With nothing left out, repeat every entry exactly.

------------------------------------

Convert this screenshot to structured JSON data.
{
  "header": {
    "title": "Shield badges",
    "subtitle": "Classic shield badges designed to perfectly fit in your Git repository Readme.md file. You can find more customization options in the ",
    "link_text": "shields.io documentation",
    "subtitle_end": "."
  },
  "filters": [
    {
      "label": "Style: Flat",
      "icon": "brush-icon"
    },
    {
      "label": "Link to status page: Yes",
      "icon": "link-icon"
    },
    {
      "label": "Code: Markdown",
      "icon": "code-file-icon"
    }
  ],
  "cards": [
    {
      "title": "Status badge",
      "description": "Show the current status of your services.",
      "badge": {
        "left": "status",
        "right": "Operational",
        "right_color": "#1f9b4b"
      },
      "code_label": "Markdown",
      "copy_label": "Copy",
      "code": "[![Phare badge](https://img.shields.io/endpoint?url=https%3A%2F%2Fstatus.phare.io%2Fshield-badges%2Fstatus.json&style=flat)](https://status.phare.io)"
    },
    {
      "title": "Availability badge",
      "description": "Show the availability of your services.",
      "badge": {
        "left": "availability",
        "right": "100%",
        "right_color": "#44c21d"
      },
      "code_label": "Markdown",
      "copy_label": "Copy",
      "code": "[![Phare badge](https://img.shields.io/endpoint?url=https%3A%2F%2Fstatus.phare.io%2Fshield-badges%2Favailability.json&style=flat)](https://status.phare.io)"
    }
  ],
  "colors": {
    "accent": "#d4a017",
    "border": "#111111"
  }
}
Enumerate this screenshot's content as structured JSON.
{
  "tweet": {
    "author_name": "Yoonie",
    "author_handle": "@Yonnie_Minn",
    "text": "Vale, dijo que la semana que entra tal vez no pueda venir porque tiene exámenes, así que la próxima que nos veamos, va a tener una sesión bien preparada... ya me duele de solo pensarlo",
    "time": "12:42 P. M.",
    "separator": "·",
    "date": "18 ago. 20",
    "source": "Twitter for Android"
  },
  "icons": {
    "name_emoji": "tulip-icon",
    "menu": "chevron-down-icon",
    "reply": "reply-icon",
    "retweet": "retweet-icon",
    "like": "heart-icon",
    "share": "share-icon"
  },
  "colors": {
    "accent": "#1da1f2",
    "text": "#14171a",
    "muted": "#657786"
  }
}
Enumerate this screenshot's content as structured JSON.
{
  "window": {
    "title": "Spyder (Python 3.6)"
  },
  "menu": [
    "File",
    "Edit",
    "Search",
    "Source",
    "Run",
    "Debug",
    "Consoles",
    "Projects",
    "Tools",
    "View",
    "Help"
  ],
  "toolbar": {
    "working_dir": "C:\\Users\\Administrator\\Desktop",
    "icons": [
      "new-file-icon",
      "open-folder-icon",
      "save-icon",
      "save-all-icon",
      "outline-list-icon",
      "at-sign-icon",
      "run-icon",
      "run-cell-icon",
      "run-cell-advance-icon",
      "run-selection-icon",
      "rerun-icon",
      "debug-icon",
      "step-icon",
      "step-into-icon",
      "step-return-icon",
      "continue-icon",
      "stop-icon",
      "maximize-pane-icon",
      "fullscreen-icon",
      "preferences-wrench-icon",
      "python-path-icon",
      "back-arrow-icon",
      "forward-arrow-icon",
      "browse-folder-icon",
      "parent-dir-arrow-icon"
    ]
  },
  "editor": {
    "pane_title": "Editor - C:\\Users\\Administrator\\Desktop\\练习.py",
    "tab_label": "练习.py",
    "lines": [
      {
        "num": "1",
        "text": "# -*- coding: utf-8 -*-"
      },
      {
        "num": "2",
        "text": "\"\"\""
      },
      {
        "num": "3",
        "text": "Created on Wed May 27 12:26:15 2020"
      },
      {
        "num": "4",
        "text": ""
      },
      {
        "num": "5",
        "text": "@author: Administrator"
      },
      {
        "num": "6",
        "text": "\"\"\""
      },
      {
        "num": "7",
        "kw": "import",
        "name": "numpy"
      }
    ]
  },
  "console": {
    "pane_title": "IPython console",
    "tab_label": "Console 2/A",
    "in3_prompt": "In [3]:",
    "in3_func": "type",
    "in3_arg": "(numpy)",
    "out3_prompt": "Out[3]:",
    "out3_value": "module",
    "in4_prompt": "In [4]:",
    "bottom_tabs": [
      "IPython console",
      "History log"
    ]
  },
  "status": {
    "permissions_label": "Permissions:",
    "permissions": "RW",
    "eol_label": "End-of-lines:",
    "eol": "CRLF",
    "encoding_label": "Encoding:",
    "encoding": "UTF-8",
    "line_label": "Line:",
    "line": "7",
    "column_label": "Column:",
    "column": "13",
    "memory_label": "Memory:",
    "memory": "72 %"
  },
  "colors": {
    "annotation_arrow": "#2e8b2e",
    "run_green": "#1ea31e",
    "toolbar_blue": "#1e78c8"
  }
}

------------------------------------

## Task result
Convert this screenshot to structured JSON data.
{
  "header": {
    "title": "Shield badges",
    "subtitle": "Classic shield badges designed to perfectly fit in your Git repository Readme.md file. You can find more customization options in the ",
    "link_text": "shields.io documentation",
    "subtitle_end": "."
  },
  "filters": [
    {
      "label": "Style: Flat",
      "icon": "brush-icon"
    },
    {
      "label": "Link to status page: Yes",
      "icon": "link-icon"
    },
    {
      "label": "Code: Markdown",
      "icon": "code-file-icon"
    }
  ],
  "cards": [
    {
      "title": "Status badge",
      "description": "Show the current status of your services.",
      "badge": {
        "left": "status",
        "right": "Operational",
        "right_color": "#1f9b4b"
      },
      "code_label": "Markdown",
      "copy_label": "Copy",
      "code": "[![Phare badge](https://img.shields.io/endpoint?url=https%3A%2F%2Fstatus.phare.io%2Fshield-badges%2Fstatus.json&style=flat)](https://status.phare.io)"
    },
    {
      "title": "Availability badge",
      "description": "Show the availability of your services.",
      "badge": {
        "left": "availability",
        "right": "100%",
        "right_color": "#44c21d"
      },
      "code_label": "Markdown",
      "copy_label": "Copy",
      "code": "[![Phare badge](https://img.shields.io/endpoint?url=https%3A%2F%2Fstatus.phare.io%2Fshield-badges%2Favailability.json&style=flat)](https://status.phare.io)"
    }
  ],
  "colors": {
    "accent": "#d4a017",
    "border": "#111111"
  }
}
Enumerate this screenshot's content as structured JSON.
{
  "tweet": {
    "author_name": "Yoonie",
    "author_handle": "@Yonnie_Minn",
    "text": "Vale, dijo que la semana que entra tal vez no pueda venir porque tiene exámenes, así que la próxima que nos veamos, va a tener una sesión bien preparada... ya me duele de solo pensarlo",
    "time": "12:42 P. M.",
    "separator": "·",
    "date": "18 ago. 20",
    "source": "Twitter for Android"
  },
  "icons": {
    "name_emoji": "tulip-icon",
    "menu": "chevron-down-icon",
    "reply": "reply-icon",
    "retweet": "retweet-icon",
    "like": "heart-icon",
    "share": "share-icon"
  },
  "colors": {
    "accent": "#1da1f2",
    "text": "#14171a",
    "muted": "#657786"
  }
}
Enumerate this screenshot's content as structured JSON.
{
  "window": {
    "title": "Spyder (Python 3.6)"
  },
  "menu": [
    "File",
    "Edit",
    "Search",
    "Source",
    "Run",
    "Debug",
    "Consoles",
    "Projects",
    "Tools",
    "View",
    "Help"
  ],
  "toolbar": {
    "working_dir": "C:\\Users\\Administrator\\Desktop",
    "icons": [
      "new-file-icon",
      "open-folder-icon",
      "save-icon",
      "save-all-icon",
      "outline-list-icon",
      "at-sign-icon",
      "run-icon",
      "run-cell-icon",
      "run-cell-advance-icon",
      "run-selection-icon",
      "rerun-icon",
      "debug-icon",
      "step-icon",
      "step-into-icon",
      "step-return-icon",
      "continue-icon",
      "stop-icon",
      "maximize-pane-icon",
      "fullscreen-icon",
      "preferences-wrench-icon",
      "python-path-icon",
      "back-arrow-icon",
      "forward-arrow-icon",
      "browse-folder-icon",
      "parent-dir-arrow-icon"
    ]
  },
  "editor": {
    "pane_title": "Editor - C:\\Users\\Administrator\\Desktop\\练习.py",
    "tab_label": "练习.py",
    "lines": [
      {
        "num": "1",
        "text": "# -*- coding: utf-8 -*-"
      },
      {
        "num": "2",
        "text": "\"\"\""
      },
      {
        "num": "3",
        "text": "Created on Wed May 27 12:26:15 2020"
      },
      {
        "num": "4",
        "text": ""
      },
      {
        "num": "5",
        "text": "@author: Administrator"
      },
      {
        "num": "6",
        "text": "\"\"\""
      },
      {
        "num": "7",
        "kw": "import",
        "name": "numpy"
      }
    ]
  },
  "console": {
    "pane_title": "IPython console",
    "tab_label": "Console 2/A",
    "in3_prompt": "In [3]:",
    "in3_func": "type",
    "in3_arg": "(numpy)",
    "out3_prompt": "Out[3]:",
    "out3_value": "module",
    "in4_prompt": "In [4]:",
    "bottom_tabs": [
      "IPython console",
      "History log"
    ]
  },
  "status": {
    "permissions_label": "Permissions:",
    "permissions": "RW",
    "eol_label": "End-of-lines:",
    "eol": "CRLF",
    "encoding_label": "Encoding:",
    "encoding": "UTF-8",
    "line_label": "Line:",
    "line": "7",
    "column_label": "Column:",
    "column": "13",
    "memory_label": "Memory:",
    "memory": "72 %"
  },
  "colors": {
    "annotation_arrow": "#2e8b2e",
    "run_green": "#1ea31e",
    "toolbar_blue": "#1e78c8"
  }
}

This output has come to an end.